East Africa will soon be able to monitor how much carbon dioxide or methane is produced by particular activity at any particular point in time thanks to a NASA-aided system that combines observable ground data, real time satellite measurements of carbon dioxide and next-generation microbial soil modelling.
Cornell University researchers will develop the system that combines what they called “bottom-up“ ecological modelling with “top-down“ satellite data, thanks to a three-year, $1 million NASA grant, which began on July 1.
The researchers said last week Kenya, Tanzania, Uganda and Ethiopia have experienced deforestation will be covered by the system.
The system estimate will help in monitoring increase in carbon gained from potential afforestation, as well as how long this accumulation could take. These East African countries have ambitious climate mitigation programmes to sequester carbon in soils. Since the countries don't produce a lot of energy that emits carbon, their mitigation measures rely on putting carbon into ecosystems such as soils.
It is hoped that the rigorous, accurate and low-cost carbon monitoring system will help policymakers verify the effectiveness of their efforts when they seek international climate financing. The data will also inform food-security policies, as more soil carbon provides crop resilience to climate change.

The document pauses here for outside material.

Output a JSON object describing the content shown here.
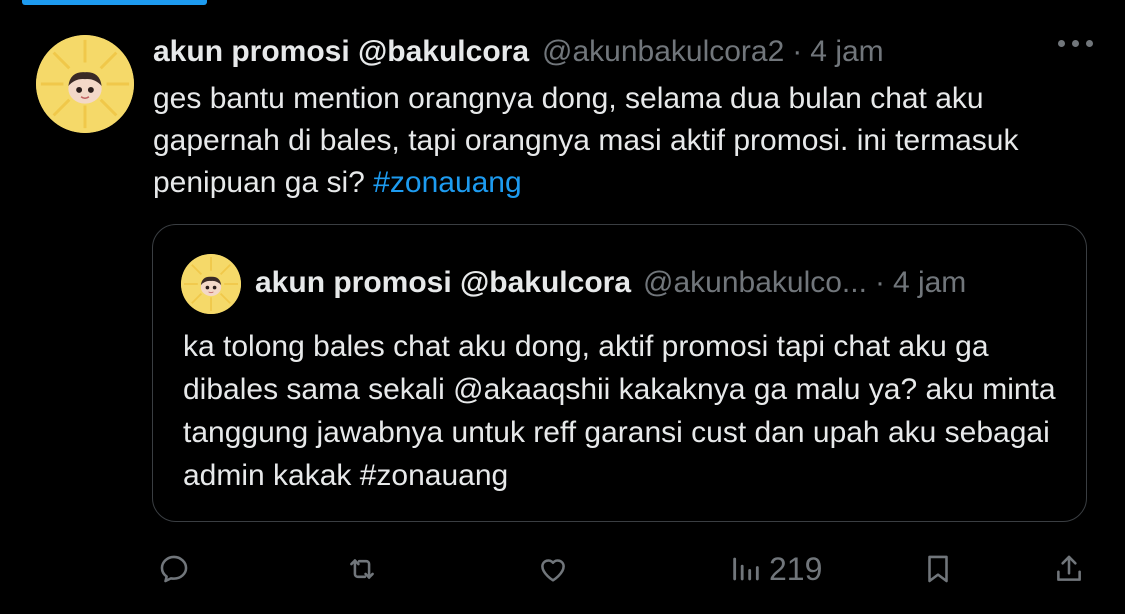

Carbon also helps store more water in soils, making crops more tolerant and resistant to droughts, which increases yields.
“There is a really high demand now for using modern technologies to quantify carbon stocks and fluxes on regional and global scales, so that we can reduce the costs and maintain accuracy and rigor,“ said assistant professor of geospatial sciences at the university’s School of Integrative Plant Science Soil and Crop Sciences Section, and principal investigator of the grant, Ying Sun.
“If we're going to invest in storing carbon in soils and vegetation for climate-change mitigation and soil health, we need to be able to monitor the impact and how effective the interventions actually are," added Co-PI and senior research associate Dominic Woolf. "We need to have large scale systems of what's happening below ground," he added.